• "I have to go to work." Don't schedule work during class time! You should also not come late or leave class early for work.
• "We planned a trip/a wedding/an event six months ago." Don't plan that way. If class doesn't take top priority, make plans to take the class another semester.
• "I have to get to another class." Again, don't double-schedule, and allow clearances.
• "My child (or other family member) has an event at school (or elsewhere)." That's what the one "no questions asked" absence is for. Plan ahead and save it for that if you know it's coming. Do not plan on more than one excused absence for events such as these.
• Any absence that will occur repeatedly on a regular basis, no matter what the reason. Do not plan on the instructor excusing repeated absences.
• Anything else that is really avoidable. Always check with the instructor first. Don't assume.
5. Tardiness policy: Tardiness is distracting and disrespectful to the class and to the instructor, and many times important information is given during the first few minutes of class. Promptness is very important for teachers, and is very important to your instructor. Therefore, the following policy will be followed:
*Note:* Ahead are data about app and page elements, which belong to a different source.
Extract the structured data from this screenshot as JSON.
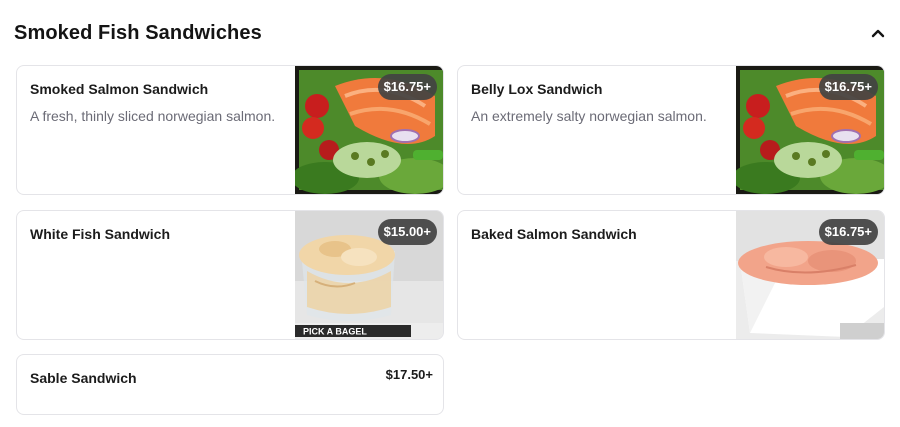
{
  "section": {
    "title": "Smoked Fish Sandwiches"
  },
  "items": [
    {
      "name": "Smoked Salmon Sandwich",
      "description": "A fresh, thinly sliced norwegian salmon.",
      "price": "$16.75+"
    },
    {
      "name": "Belly Lox Sandwich",
      "description": "An extremely salty norwegian salmon.",
      "price": "$16.75+"
    },
    {
      "name": "White Fish Sandwich",
      "description": "",
      "price": "$15.00+"
    },
    {
      "name": "Baked Salmon Sandwich",
      "description": "",
      "price": "$16.75+"
    },
    {
      "name": "Sable Sandwich",
      "description": "",
      "price": "$17.50+"
    }
  ],
  "image_labels": {
    "pick_a_bagel": "PICK A BAGEL"
  },
  "colors": {
    "badge": "#424242",
    "text": "#1c1c1c",
    "muted": "#6b6b76",
    "border": "#e4e4e8"
  },
  "icons": {
    "collapse": "chevron-up-icon"
  }
}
• Tardiness will be recorded if you enter the classroom after the instructor has finished taking roll. The instructor will take roll promptly at 8:45, so it is best to be in the classroom at least five minutes early. That means you are in the classroom (not in the halls or in the smoking area). If just your property (e.g., books, coat) is in the classroom but not you, then you are still tardy. Tardiness will be determined based upon the time on the instructor's watch, not students' watches.
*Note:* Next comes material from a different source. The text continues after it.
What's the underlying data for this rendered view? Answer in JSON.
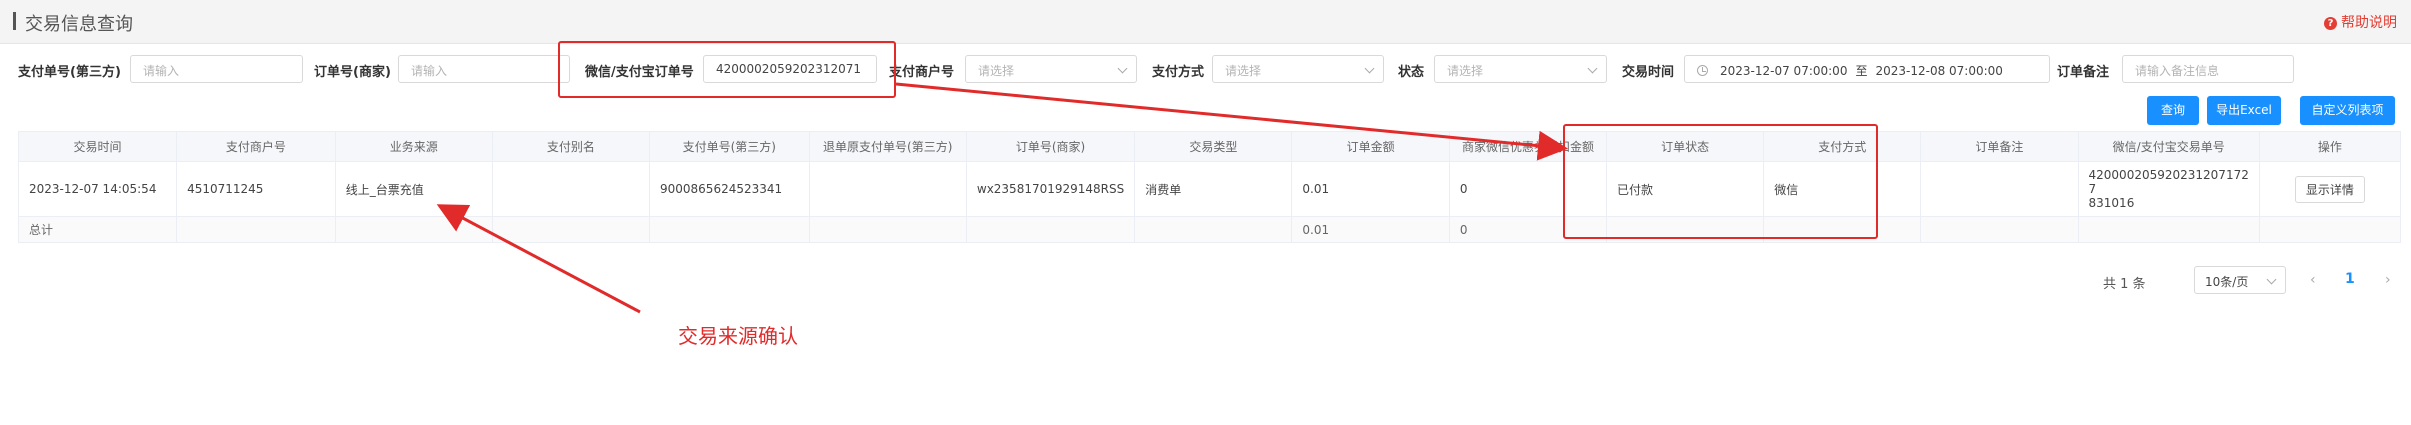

• Three tardies will equal one absence, no matter what the reason. The few that are excused should account for the rare occasions when a tardy is unavoidable. Do NOT plan to be tardy on a regular basis. The times courses meet are well publicized in advance, so you should make advance arrangements for family and job responsibilities in such a way that you are not late for class. If you expect those responsibilities to cause tardiness on a regular basis, don't take this course now.
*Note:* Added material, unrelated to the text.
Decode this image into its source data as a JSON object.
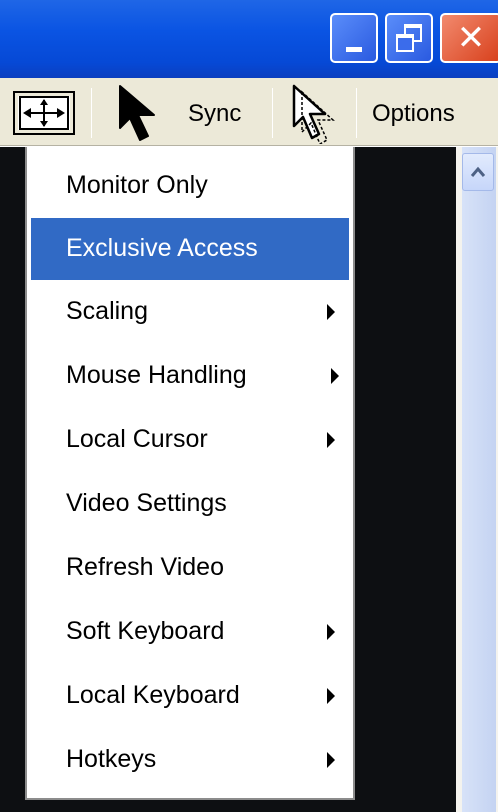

• Since only two absences will be excused, that means that a total of six tardies will lead to a grade reduction of one grade level. If the student also has absences, however, fewer tardies will be excusable. For example, a student could receive a grade reduction if she or he has one absence and four tardies.
• Tardiness also extends to returning from class breaks on time. There will be one ten-minute break around the middle of each class session. Please return in ten minutes or a tardy will be counted.
These measures may seem strict, but dependability and priority setting are important teacher dispositions, and need to be developed by professionals. Attendance is related to professional dispositions, particularly Respect for Others and Willingness to Maintain Engagement.
Disability Guidelines:Park University is committed to meeting the needs of all students that meet the criteria for special assistance. These guidelines are designed to supply directions to students concerning the information necessary to accomplish this goal. It is Park University's policy to comply fully with federal and state law, including Section 504 of the Rehabilitation Act of 1973 and the Americans with Disabilities Act of 1990, regarding students with disabilities. In the case of any inconsistency between these guidelines and federal and/or state law, the provisions of the law will apply. Additional information concerning Park University's policies and procedures related to disability can be found on the Park University web page: http://www.park.edu/disability .
Last Updated:8/10/2009 12:28:16 PM